Before You Move to the States
The two items you absolutely “must have” before you move to the States is adequate health care coverage and a legal means of residing in the US (a valid visa). Without both of these in place, do not even consider a US move.
Your provincial coverage will be of little or no use to you when you move to the States. You absolutely must have some form of US medical insurance to cover yourself in the event of illness or injury in the US . This coverage is best secured BEFORE you make the transition to the US in the event you, or someone in your family has a “pre-existing” condition and may not be insurable.
Before you move to the States, you must have a legal means (valid visa) of entering and remaining in the US . Working in the US requires the appropriate authorization as well. Because many Canadians come to the US on a “visitors visa” (good for six months), they mistakenly believe that they can enter and work in the US. A visitors visa is not physically issued when you cross the border, leaving some to believe they can stay or work as long as they want. In fact, if you are caught working in the US without a valid work visa, you will be considered an illegal immigrant and could face deportation and lifetime banishment from the US . Scrutiny in this area has increased significantly since 9/11. You can review possible visa options on our Immigration page.
Once you have these two essentials in place, the following must also be considered before moving to the States:
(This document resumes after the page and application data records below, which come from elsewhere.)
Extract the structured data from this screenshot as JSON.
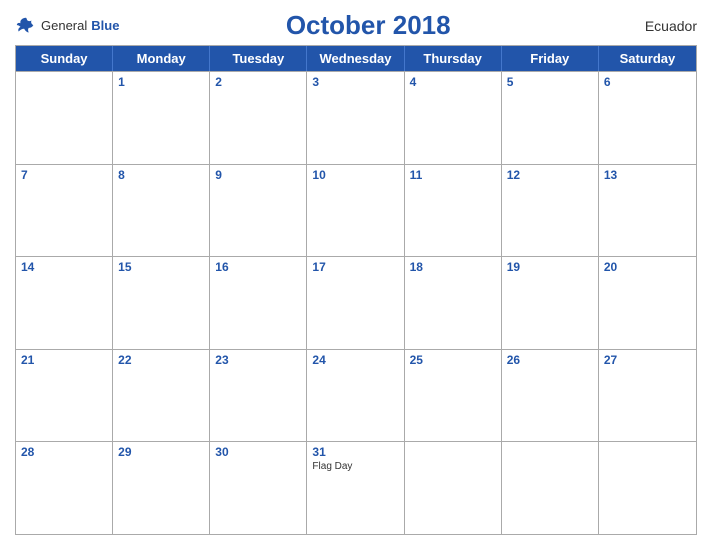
{
  "header": {
    "logo_general": "General",
    "logo_blue": "Blue",
    "month_title": "October 2018",
    "country": "Ecuador"
  },
  "day_headers": [
    "Sunday",
    "Monday",
    "Tuesday",
    "Wednesday",
    "Thursday",
    "Friday",
    "Saturday"
  ],
  "weeks": [
    [
      {
        "number": "",
        "empty": true,
        "events": []
      },
      {
        "number": "1",
        "empty": false,
        "events": []
      },
      {
        "number": "2",
        "empty": false,
        "events": []
      },
      {
        "number": "3",
        "empty": false,
        "events": []
      },
      {
        "number": "4",
        "empty": false,
        "events": []
      },
      {
        "number": "5",
        "empty": false,
        "events": []
      },
      {
        "number": "6",
        "empty": false,
        "events": []
      }
    ],
    [
      {
        "number": "7",
        "empty": false,
        "events": []
      },
      {
        "number": "8",
        "empty": false,
        "events": []
      },
      {
        "number": "9",
        "empty": false,
        "events": []
      },
      {
        "number": "10",
        "empty": false,
        "events": []
      },
      {
        "number": "11",
        "empty": false,
        "events": []
      },
      {
        "number": "12",
        "empty": false,
        "events": []
      },
      {
        "number": "13",
        "empty": false,
        "events": []
      }
    ],
    [
      {
        "number": "14",
        "empty": false,
        "events": []
      },
      {
        "number": "15",
        "empty": false,
        "events": []
      },
      {
        "number": "16",
        "empty": false,
        "events": []
      },
      {
        "number": "17",
        "empty": false,
        "events": []
      },
      {
        "number": "18",
        "empty": false,
        "events": []
      },
      {
        "number": "19",
        "empty": false,
        "events": []
      },
      {
        "number": "20",
        "empty": false,
        "events": []
      }
    ],
    [
      {
        "number": "21",
        "empty": false,
        "events": []
      },
      {
        "number": "22",
        "empty": false,
        "events": []
      },
      {
        "number": "23",
        "empty": false,
        "events": []
      },
      {
        "number": "24",
        "empty": false,
        "events": []
      },
      {
        "number": "25",
        "empty": false,
        "events": []
      },
      {
        "number": "26",
        "empty": false,
        "events": []
      },
      {
        "number": "27",
        "empty": false,
        "events": []
      }
    ],
    [
      {
        "number": "28",
        "empty": false,
        "events": []
      },
      {
        "number": "29",
        "empty": false,
        "events": []
      },
      {
        "number": "30",
        "empty": false,
        "events": []
      },
      {
        "number": "31",
        "empty": false,
        "events": [
          "Flag Day"
        ]
      },
      {
        "number": "",
        "empty": true,
        "events": []
      },
      {
        "number": "",
        "empty": true,
        "events": []
      },
      {
        "number": "",
        "empty": true,
        "events": []
      }
    ]
  ]
}
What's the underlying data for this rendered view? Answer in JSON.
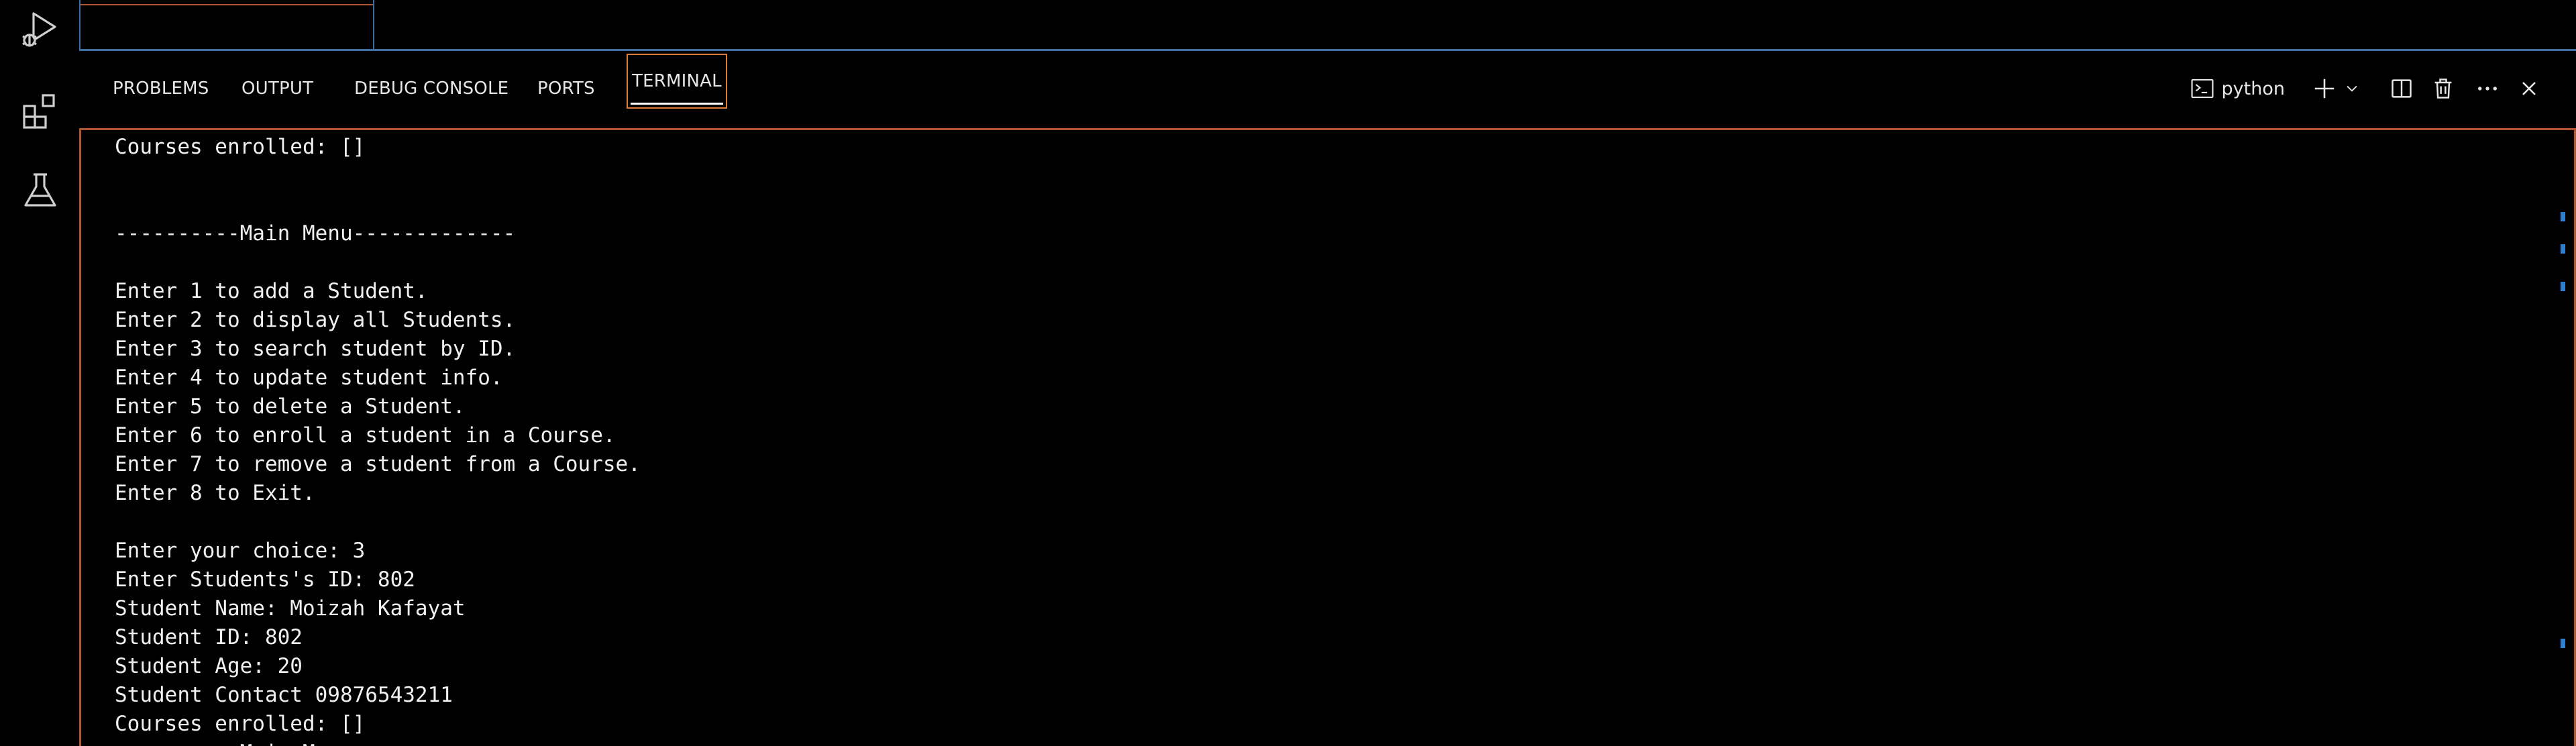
{
  "activity_bar": {
    "items": [
      {
        "name": "run-debug-icon"
      },
      {
        "name": "extensions-icon"
      },
      {
        "name": "testing-icon"
      }
    ]
  },
  "panel": {
    "tabs": [
      {
        "label": "PROBLEMS",
        "active": false
      },
      {
        "label": "OUTPUT",
        "active": false
      },
      {
        "label": "DEBUG CONSOLE",
        "active": false
      },
      {
        "label": "PORTS",
        "active": false
      },
      {
        "label": "TERMINAL",
        "active": true
      }
    ],
    "actions": {
      "terminal_name": "python",
      "icons": [
        "terminal-icon",
        "plus-icon",
        "chevron-down-icon",
        "split-terminal-icon",
        "trash-icon",
        "more-icon",
        "close-icon"
      ]
    }
  },
  "terminal": {
    "lines": [
      "Courses enrolled: []",
      "",
      "",
      "----------Main Menu-------------",
      "",
      "Enter 1 to add a Student.",
      "Enter 2 to display all Students.",
      "Enter 3 to search student by ID.",
      "Enter 4 to update student info.",
      "Enter 5 to delete a Student.",
      "Enter 6 to enroll a student in a Course.",
      "Enter 7 to remove a student from a Course.",
      "Enter 8 to Exit.",
      "",
      "Enter your choice: 3",
      "Enter Students's ID: 802",
      "Student Name: Moizah Kafayat",
      "Student ID: 802",
      "Student Age: 20",
      "Student Contact 09876543211",
      "Courses enrolled: []",
      "----------Main Menu-------------"
    ]
  },
  "colors": {
    "background": "#000000",
    "text": "#f0f0f0",
    "focus_border": "#b0552d",
    "active_tab_border": "#e07b39",
    "editor_border": "#3a6ea5",
    "scroll_marker": "#2d7fd0"
  }
}
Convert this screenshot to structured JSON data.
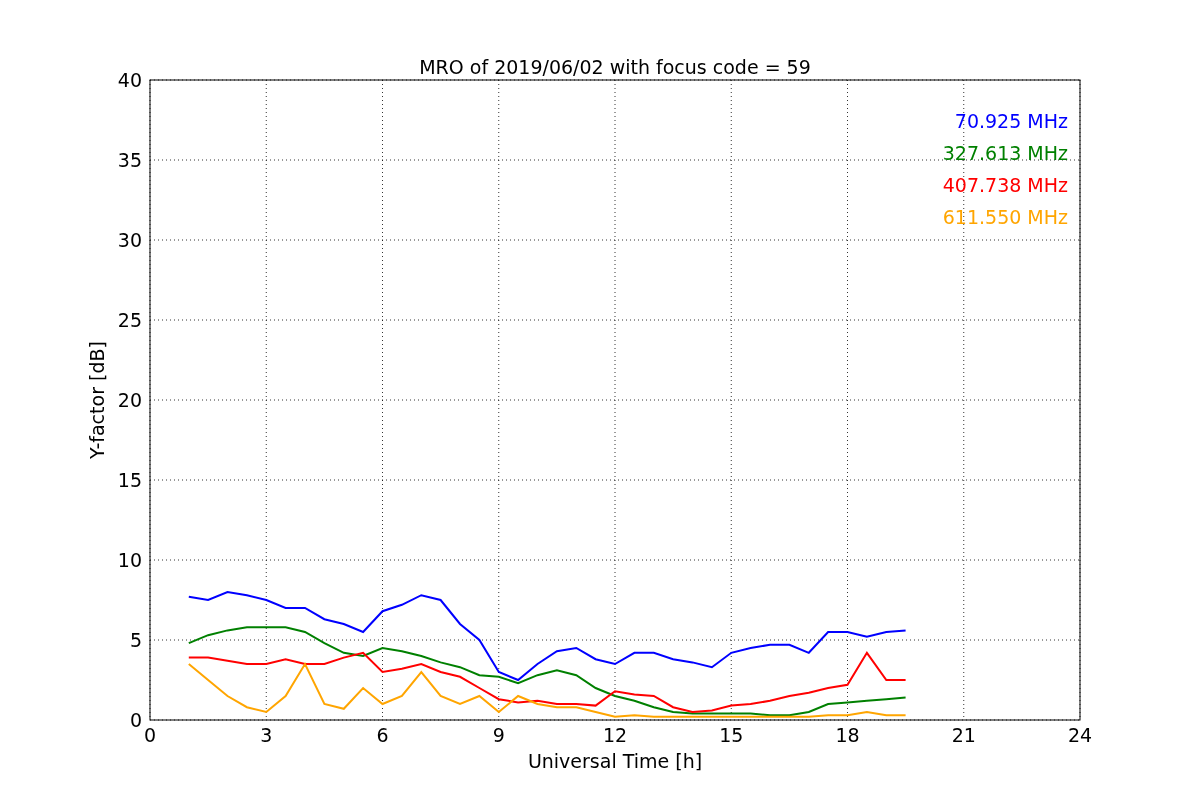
{
  "chart_data": {
    "type": "line",
    "title": "MRO of 2019/06/02 with focus code = 59",
    "xlabel": "Universal Time [h]",
    "ylabel": "Y-factor [dB]",
    "x": [
      1.0,
      1.5,
      2.0,
      2.5,
      3.0,
      3.5,
      4.0,
      4.5,
      5.0,
      5.5,
      6.0,
      6.5,
      7.0,
      7.5,
      8.0,
      8.5,
      9.0,
      9.5,
      10.0,
      10.5,
      11.0,
      11.5,
      12.0,
      12.5,
      13.0,
      13.5,
      14.0,
      14.5,
      15.0,
      15.5,
      16.0,
      16.5,
      17.0,
      17.5,
      18.0,
      18.5,
      19.0,
      19.5
    ],
    "grid": true,
    "xlim": [
      0,
      24
    ],
    "ylim": [
      0,
      40
    ],
    "xticks": [
      0,
      3,
      6,
      9,
      12,
      15,
      18,
      21,
      24
    ],
    "yticks": [
      0,
      5,
      10,
      15,
      20,
      25,
      30,
      35,
      40
    ],
    "series": [
      {
        "name": "70.925 MHz",
        "color": "#0000ff",
        "values": [
          7.7,
          7.5,
          8.0,
          7.8,
          7.5,
          7.0,
          7.0,
          6.3,
          6.0,
          5.5,
          6.8,
          7.2,
          7.8,
          7.5,
          6.0,
          5.0,
          3.0,
          2.5,
          3.5,
          4.3,
          4.5,
          3.8,
          3.5,
          4.2,
          4.2,
          3.8,
          3.6,
          3.3,
          4.2,
          4.5,
          4.7,
          4.7,
          4.2,
          5.5,
          5.5,
          5.2,
          5.5,
          5.6
        ]
      },
      {
        "name": "327.613 MHz",
        "color": "#008000",
        "values": [
          4.8,
          5.3,
          5.6,
          5.8,
          5.8,
          5.8,
          5.5,
          4.8,
          4.2,
          4.0,
          4.5,
          4.3,
          4.0,
          3.6,
          3.3,
          2.8,
          2.7,
          2.3,
          2.8,
          3.1,
          2.8,
          2.0,
          1.5,
          1.2,
          0.8,
          0.5,
          0.4,
          0.4,
          0.4,
          0.4,
          0.3,
          0.3,
          0.5,
          1.0,
          1.1,
          1.2,
          1.3,
          1.4
        ]
      },
      {
        "name": "407.738 MHz",
        "color": "#ff0000",
        "values": [
          3.9,
          3.9,
          3.7,
          3.5,
          3.5,
          3.8,
          3.5,
          3.5,
          3.9,
          4.2,
          3.0,
          3.2,
          3.5,
          3.0,
          2.7,
          2.0,
          1.3,
          1.1,
          1.2,
          1.0,
          1.0,
          0.9,
          1.8,
          1.6,
          1.5,
          0.8,
          0.5,
          0.6,
          0.9,
          1.0,
          1.2,
          1.5,
          1.7,
          2.0,
          2.2,
          4.2,
          2.5,
          2.5
        ]
      },
      {
        "name": "611.550 MHz",
        "color": "#ffa500",
        "values": [
          3.5,
          2.5,
          1.5,
          0.8,
          0.5,
          1.5,
          3.5,
          1.0,
          0.7,
          2.0,
          1.0,
          1.5,
          3.0,
          1.5,
          1.0,
          1.5,
          0.5,
          1.5,
          1.0,
          0.8,
          0.8,
          0.5,
          0.2,
          0.3,
          0.2,
          0.2,
          0.2,
          0.2,
          0.2,
          0.2,
          0.2,
          0.2,
          0.2,
          0.3,
          0.3,
          0.5,
          0.3,
          0.3
        ]
      }
    ]
  }
}
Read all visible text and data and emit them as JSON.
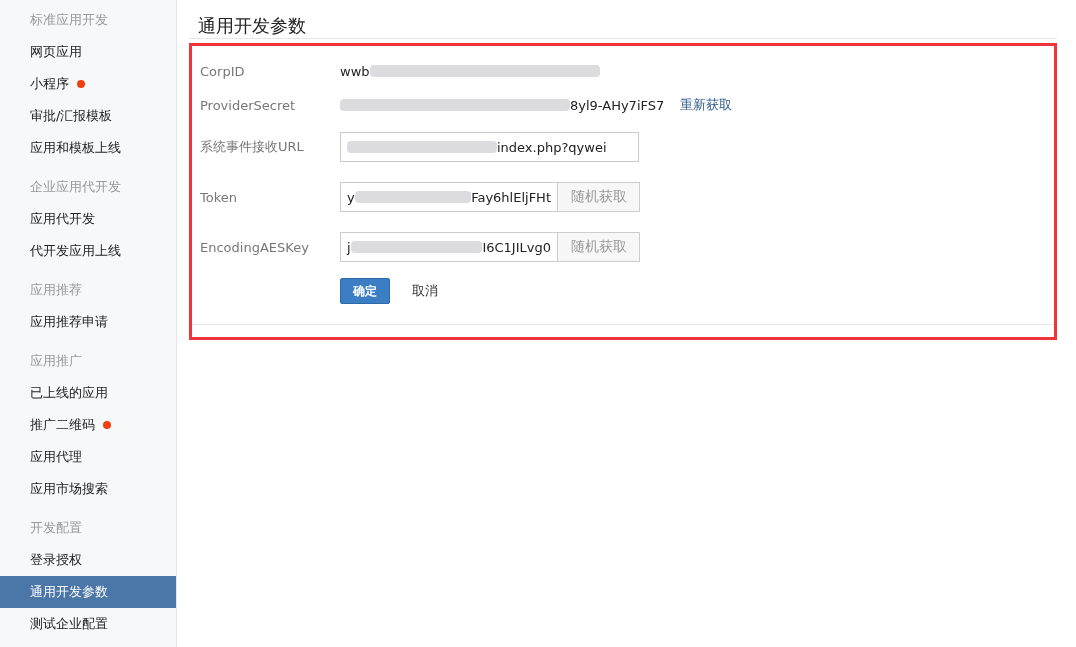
{
  "sidebar": {
    "groups": [
      {
        "heading": "标准应用开发",
        "items": [
          {
            "label": "网页应用",
            "selected": false,
            "badge": false
          },
          {
            "label": "小程序",
            "selected": false,
            "badge": true
          },
          {
            "label": "审批/汇报模板",
            "selected": false,
            "badge": false
          },
          {
            "label": "应用和模板上线",
            "selected": false,
            "badge": false
          }
        ]
      },
      {
        "heading": "企业应用代开发",
        "items": [
          {
            "label": "应用代开发",
            "selected": false,
            "badge": false
          },
          {
            "label": "代开发应用上线",
            "selected": false,
            "badge": false
          }
        ]
      },
      {
        "heading": "应用推荐",
        "items": [
          {
            "label": "应用推荐申请",
            "selected": false,
            "badge": false
          }
        ]
      },
      {
        "heading": "应用推广",
        "items": [
          {
            "label": "已上线的应用",
            "selected": false,
            "badge": false
          },
          {
            "label": "推广二维码",
            "selected": false,
            "badge": true
          },
          {
            "label": "应用代理",
            "selected": false,
            "badge": false
          },
          {
            "label": "应用市场搜索",
            "selected": false,
            "badge": false
          }
        ]
      },
      {
        "heading": "开发配置",
        "items": [
          {
            "label": "登录授权",
            "selected": false,
            "badge": false
          },
          {
            "label": "通用开发参数",
            "selected": true,
            "badge": false
          },
          {
            "label": "测试企业配置",
            "selected": false,
            "badge": false
          }
        ]
      }
    ]
  },
  "page": {
    "title": "通用开发参数"
  },
  "form": {
    "rows": [
      {
        "kind": "text",
        "label": "CorpID",
        "value_start": "wwb",
        "blurred": true,
        "value_end": ""
      },
      {
        "kind": "text",
        "label": "ProviderSecret",
        "value_start": "",
        "blurred": true,
        "value_end": "8yl9-AHy7iFS7",
        "action": "重新获取"
      },
      {
        "kind": "field",
        "label": "系统事件接收URL",
        "value_start": "",
        "blurred": true,
        "value_end": "index.php?qywei"
      },
      {
        "kind": "field",
        "label": "Token",
        "value_start": "y",
        "blurred": true,
        "value_end": "Fay6hlEljFHt",
        "action": "随机获取"
      },
      {
        "kind": "field",
        "label": "EncodingAESKey",
        "value_start": "j",
        "blurred": true,
        "value_end": "I6C1JILvg0",
        "action": "随机获取"
      }
    ],
    "confirm": "确定",
    "cancel": "取消"
  },
  "annotation": {
    "highlighted": true
  }
}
There is much work to be done to minimize these taxes before you move to the States . If you choose not to do it, you can face compliance issues and unnecessary taxes that can be punishing. The Canada/US Tax Treaty is your protection from double (and triple) taxation in both countries. A thorough understanding of it and its application to your situation is the key to not overpaying your taxes. US Tax.
An analogy may help. Imagine you are the owner of a dinner theatre and the Internal Revenue Service (IRS) is sitting in the audience. You have one chance to “set the stage” before the curtains open and the IRS has full view of your “financial stage.” As soon as you move to the States, your entire worldwide income is taxable by the IRS, opening your “financial stage” for the IRS to see. At that point, you can no longer get your “stage” set for their viewing. As a side note, US citizens, derivative citizens and Green Card holders living in Canada must file US income tax returns annually!
Social Security Number or Individual Tax Identification Number
In order to work or live in the US , everyone in your family must have a SSN (for those working) or an ITIN. The SSN will be required by your employer and is required to file a tax return. The ITIN is required for those who are not eligible to work in the US and allows you to reduce your taxes by claiming your spouse and children as dependents.
Despite many thoughts to the contrary, many people just stop filing Canadian tax returns when they move to the States. In fact, there are final filing requirements with the Canadian Revenue Agency (CRA) that could increase your tax bill significantly due to the “deemed disposition” tax when you leave Canada. In addition, if you don’t get your financial house in order prior to, and after your move, the CRA could come back and “deem” you a resident of Canada, leaving you in the unfortunate situation where you would be taxed in both the US and Canada! We can assist you in ensuring you have demonstrated appropriately to CRA that you are no longer a resident of Canada.
The bottom line is…if you haven’t done the prerequisite planning before you move to the States, many planning opportunities may be lost forever and you will find yourself in a situation where you have to pay many financial professionals on both sides of the border to get yourself back into compliance with both taxing authorities.
Simplify Your Life – This is probably one of the most neglected areas we have seen in dealing with Canadians making the transition to the US . Before you move to the States, take the opportunity to consolidate all of your investment accounts, RRSP/RRIF accounts and reduce yourself down to only one checking account and one savings account. You should also sell your home, liquidate as many of your personal assets as possible including your automobiles. Once you are in the US, the management your financial affairs in Canada will be greatly simplified (i.e. one call to a broker to manage all of your accounts, one checking account to deal with). If you are a small business owner, it is typically best to sell or wind-up your entity before you move to the States . If that is not possible, try to set-up your affairs so that you are not required to manage the day-to-day operations of the entity. Having control of a foreign corporation can lead to very punitive tax consequences.